#### Exercise requirements:
Among the entries that follow, find every line with the word "silver" and list it.

(App and web page records)
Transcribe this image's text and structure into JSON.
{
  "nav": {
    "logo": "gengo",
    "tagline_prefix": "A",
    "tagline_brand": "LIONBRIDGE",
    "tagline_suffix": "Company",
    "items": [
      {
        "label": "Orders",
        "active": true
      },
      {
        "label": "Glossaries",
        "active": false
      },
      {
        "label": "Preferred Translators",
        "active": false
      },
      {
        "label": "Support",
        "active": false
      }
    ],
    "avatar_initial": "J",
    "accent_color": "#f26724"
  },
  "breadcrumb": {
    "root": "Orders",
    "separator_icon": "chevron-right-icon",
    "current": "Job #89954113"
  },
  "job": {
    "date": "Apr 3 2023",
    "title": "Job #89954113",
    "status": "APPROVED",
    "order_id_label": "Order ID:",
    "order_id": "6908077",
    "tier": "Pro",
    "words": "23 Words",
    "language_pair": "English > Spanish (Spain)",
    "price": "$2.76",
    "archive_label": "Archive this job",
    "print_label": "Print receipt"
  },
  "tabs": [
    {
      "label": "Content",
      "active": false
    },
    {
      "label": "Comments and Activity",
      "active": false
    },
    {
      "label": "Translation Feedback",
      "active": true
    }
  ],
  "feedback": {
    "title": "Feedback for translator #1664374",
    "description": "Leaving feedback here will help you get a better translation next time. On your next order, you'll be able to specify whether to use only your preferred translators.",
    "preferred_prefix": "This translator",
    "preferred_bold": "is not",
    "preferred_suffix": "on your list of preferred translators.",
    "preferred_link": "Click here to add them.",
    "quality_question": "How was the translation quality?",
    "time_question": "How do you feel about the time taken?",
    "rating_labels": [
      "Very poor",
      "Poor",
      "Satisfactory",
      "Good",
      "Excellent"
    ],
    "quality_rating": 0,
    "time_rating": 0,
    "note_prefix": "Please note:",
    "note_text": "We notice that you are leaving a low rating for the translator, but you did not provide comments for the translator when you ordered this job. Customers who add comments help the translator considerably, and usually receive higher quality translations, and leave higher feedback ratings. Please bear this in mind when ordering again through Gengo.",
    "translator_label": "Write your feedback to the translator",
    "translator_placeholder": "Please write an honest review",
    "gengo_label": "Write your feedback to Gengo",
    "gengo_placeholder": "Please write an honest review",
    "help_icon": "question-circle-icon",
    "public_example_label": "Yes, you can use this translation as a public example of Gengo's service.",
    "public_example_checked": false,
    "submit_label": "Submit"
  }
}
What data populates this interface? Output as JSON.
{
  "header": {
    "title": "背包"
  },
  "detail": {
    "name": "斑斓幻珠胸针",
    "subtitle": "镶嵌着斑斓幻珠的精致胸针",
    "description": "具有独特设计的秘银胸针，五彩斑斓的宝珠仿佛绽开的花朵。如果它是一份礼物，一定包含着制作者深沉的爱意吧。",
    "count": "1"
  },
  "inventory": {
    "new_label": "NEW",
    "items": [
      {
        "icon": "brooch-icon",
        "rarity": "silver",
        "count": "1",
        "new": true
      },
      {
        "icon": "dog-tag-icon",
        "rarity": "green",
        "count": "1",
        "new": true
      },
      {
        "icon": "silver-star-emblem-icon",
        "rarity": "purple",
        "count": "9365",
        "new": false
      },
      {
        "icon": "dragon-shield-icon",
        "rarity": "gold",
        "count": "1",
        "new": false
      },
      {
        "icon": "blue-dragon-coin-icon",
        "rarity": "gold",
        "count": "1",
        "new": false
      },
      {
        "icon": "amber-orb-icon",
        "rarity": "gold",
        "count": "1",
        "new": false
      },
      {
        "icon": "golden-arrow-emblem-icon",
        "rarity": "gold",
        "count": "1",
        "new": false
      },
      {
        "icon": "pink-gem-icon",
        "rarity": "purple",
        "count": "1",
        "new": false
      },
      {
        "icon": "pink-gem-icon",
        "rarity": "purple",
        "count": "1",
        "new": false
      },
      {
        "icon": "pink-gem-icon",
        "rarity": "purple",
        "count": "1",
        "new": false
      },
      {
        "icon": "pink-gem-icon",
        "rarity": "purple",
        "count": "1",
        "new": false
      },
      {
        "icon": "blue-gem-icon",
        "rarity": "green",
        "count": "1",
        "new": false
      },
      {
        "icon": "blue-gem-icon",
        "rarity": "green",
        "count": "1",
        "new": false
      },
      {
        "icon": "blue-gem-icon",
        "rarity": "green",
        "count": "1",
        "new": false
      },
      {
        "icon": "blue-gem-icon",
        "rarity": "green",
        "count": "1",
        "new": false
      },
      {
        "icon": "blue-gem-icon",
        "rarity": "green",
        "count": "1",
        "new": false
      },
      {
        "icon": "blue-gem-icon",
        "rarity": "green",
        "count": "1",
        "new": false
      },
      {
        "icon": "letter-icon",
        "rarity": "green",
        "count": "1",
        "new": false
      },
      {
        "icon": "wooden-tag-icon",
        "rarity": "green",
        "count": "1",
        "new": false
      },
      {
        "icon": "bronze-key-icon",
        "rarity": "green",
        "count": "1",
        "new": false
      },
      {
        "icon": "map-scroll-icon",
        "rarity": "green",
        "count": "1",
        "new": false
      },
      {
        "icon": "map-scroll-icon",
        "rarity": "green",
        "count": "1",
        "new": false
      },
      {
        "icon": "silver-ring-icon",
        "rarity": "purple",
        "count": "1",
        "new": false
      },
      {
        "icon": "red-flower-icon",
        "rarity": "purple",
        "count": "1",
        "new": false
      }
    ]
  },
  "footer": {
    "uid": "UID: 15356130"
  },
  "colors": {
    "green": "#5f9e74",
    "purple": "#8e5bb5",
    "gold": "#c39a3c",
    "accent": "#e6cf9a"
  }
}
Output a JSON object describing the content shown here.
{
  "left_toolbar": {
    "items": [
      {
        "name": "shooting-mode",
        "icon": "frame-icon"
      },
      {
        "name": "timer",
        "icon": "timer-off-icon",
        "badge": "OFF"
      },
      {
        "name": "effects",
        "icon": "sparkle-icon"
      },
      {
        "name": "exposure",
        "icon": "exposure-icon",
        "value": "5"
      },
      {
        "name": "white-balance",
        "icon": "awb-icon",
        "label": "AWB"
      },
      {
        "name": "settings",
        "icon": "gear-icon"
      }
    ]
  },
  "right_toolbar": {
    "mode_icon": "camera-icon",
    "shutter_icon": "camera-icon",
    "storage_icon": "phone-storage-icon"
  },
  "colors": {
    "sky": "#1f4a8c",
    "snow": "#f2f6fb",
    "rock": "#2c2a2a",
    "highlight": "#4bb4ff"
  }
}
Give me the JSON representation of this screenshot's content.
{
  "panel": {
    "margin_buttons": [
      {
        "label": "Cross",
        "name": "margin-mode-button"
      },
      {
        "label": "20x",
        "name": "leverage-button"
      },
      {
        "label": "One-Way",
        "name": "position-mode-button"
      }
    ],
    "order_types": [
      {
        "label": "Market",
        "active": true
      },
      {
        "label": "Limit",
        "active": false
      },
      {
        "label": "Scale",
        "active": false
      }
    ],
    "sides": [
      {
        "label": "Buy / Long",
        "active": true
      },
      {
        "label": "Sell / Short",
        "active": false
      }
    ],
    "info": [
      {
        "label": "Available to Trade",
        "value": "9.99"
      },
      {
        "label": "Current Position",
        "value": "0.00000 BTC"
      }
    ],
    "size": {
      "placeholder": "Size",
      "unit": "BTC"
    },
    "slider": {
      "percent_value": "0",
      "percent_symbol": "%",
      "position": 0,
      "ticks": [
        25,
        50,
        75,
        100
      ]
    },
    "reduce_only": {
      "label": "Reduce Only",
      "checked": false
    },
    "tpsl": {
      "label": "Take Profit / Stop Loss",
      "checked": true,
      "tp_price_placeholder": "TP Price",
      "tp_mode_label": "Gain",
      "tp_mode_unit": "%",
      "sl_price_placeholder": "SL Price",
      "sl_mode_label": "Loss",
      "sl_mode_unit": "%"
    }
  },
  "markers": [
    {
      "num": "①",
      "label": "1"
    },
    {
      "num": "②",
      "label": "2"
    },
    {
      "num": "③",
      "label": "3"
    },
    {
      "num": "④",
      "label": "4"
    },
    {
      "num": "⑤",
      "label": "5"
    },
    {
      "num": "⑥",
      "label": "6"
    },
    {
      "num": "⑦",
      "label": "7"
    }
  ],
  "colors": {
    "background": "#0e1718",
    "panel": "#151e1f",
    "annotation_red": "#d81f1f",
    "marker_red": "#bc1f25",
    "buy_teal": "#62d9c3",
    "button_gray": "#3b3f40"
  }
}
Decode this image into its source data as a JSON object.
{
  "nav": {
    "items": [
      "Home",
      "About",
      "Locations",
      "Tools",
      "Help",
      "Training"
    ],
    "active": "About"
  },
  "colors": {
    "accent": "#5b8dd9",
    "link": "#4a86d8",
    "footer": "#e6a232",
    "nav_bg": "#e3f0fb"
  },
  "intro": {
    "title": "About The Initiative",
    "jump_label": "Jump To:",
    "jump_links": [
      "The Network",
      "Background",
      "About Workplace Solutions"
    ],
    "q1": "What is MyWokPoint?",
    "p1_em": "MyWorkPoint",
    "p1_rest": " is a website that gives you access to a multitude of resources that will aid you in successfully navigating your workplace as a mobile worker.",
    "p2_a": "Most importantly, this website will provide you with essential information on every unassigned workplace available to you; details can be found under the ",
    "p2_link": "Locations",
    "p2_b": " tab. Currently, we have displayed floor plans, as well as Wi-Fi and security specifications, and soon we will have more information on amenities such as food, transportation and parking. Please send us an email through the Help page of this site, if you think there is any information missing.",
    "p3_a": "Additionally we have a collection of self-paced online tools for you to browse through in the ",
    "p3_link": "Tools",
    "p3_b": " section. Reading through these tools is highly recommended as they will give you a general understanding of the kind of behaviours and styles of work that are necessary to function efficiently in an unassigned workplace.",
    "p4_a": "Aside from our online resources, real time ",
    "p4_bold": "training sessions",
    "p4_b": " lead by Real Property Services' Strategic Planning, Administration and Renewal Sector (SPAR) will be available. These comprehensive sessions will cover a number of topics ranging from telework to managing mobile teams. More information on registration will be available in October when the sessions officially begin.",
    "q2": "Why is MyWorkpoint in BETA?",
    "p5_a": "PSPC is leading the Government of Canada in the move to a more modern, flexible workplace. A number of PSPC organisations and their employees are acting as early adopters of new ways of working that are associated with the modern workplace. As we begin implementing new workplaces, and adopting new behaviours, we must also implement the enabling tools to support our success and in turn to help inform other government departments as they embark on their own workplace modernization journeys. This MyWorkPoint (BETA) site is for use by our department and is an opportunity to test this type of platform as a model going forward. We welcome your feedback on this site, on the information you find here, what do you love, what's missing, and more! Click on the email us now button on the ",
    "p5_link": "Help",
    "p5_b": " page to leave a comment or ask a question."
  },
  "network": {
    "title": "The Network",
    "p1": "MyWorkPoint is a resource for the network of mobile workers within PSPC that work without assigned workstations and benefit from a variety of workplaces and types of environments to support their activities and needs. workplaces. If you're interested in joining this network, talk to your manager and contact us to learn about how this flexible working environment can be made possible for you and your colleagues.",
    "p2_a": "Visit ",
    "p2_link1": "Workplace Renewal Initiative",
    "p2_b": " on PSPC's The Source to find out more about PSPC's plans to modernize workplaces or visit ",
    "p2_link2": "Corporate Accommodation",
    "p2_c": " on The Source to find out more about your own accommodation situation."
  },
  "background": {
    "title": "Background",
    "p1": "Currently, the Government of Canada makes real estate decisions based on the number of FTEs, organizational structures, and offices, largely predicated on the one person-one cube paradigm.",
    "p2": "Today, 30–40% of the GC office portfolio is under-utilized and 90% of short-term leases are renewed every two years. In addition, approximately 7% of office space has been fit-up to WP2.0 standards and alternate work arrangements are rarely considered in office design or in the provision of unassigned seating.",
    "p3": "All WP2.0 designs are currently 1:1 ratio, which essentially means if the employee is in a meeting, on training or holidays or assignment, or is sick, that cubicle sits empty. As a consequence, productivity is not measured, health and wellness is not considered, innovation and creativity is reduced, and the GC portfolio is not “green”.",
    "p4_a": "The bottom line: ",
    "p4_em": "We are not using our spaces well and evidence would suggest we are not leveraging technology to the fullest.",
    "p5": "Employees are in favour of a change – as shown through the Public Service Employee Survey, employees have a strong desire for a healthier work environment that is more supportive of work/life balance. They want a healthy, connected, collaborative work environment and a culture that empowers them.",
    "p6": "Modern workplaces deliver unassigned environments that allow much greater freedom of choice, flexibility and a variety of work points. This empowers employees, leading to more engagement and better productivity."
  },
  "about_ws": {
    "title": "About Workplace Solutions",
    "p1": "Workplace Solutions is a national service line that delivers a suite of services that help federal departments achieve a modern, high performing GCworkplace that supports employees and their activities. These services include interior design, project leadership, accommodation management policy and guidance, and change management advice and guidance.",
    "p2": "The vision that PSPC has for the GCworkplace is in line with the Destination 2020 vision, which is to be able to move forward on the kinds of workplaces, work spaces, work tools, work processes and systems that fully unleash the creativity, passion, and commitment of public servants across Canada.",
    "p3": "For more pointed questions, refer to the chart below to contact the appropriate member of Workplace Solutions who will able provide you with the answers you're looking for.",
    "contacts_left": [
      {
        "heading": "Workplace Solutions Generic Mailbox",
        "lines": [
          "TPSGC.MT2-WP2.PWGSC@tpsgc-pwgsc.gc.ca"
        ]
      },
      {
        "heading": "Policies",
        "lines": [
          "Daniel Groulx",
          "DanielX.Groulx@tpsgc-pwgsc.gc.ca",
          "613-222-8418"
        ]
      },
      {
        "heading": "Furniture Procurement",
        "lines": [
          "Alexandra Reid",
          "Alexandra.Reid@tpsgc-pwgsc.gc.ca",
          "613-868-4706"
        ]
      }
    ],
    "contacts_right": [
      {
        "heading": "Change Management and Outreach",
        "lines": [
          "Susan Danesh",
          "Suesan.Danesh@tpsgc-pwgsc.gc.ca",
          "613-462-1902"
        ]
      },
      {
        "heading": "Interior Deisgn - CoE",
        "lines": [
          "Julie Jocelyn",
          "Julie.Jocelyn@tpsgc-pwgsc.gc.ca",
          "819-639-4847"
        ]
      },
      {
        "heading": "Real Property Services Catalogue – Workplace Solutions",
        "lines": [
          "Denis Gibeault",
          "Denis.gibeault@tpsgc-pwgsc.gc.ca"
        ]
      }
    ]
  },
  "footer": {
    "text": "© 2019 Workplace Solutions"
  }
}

#### Task answer:
        "rarity": "silver",
        "icon": "silver-star-emblem-icon",
        "icon": "silver-ring-icon",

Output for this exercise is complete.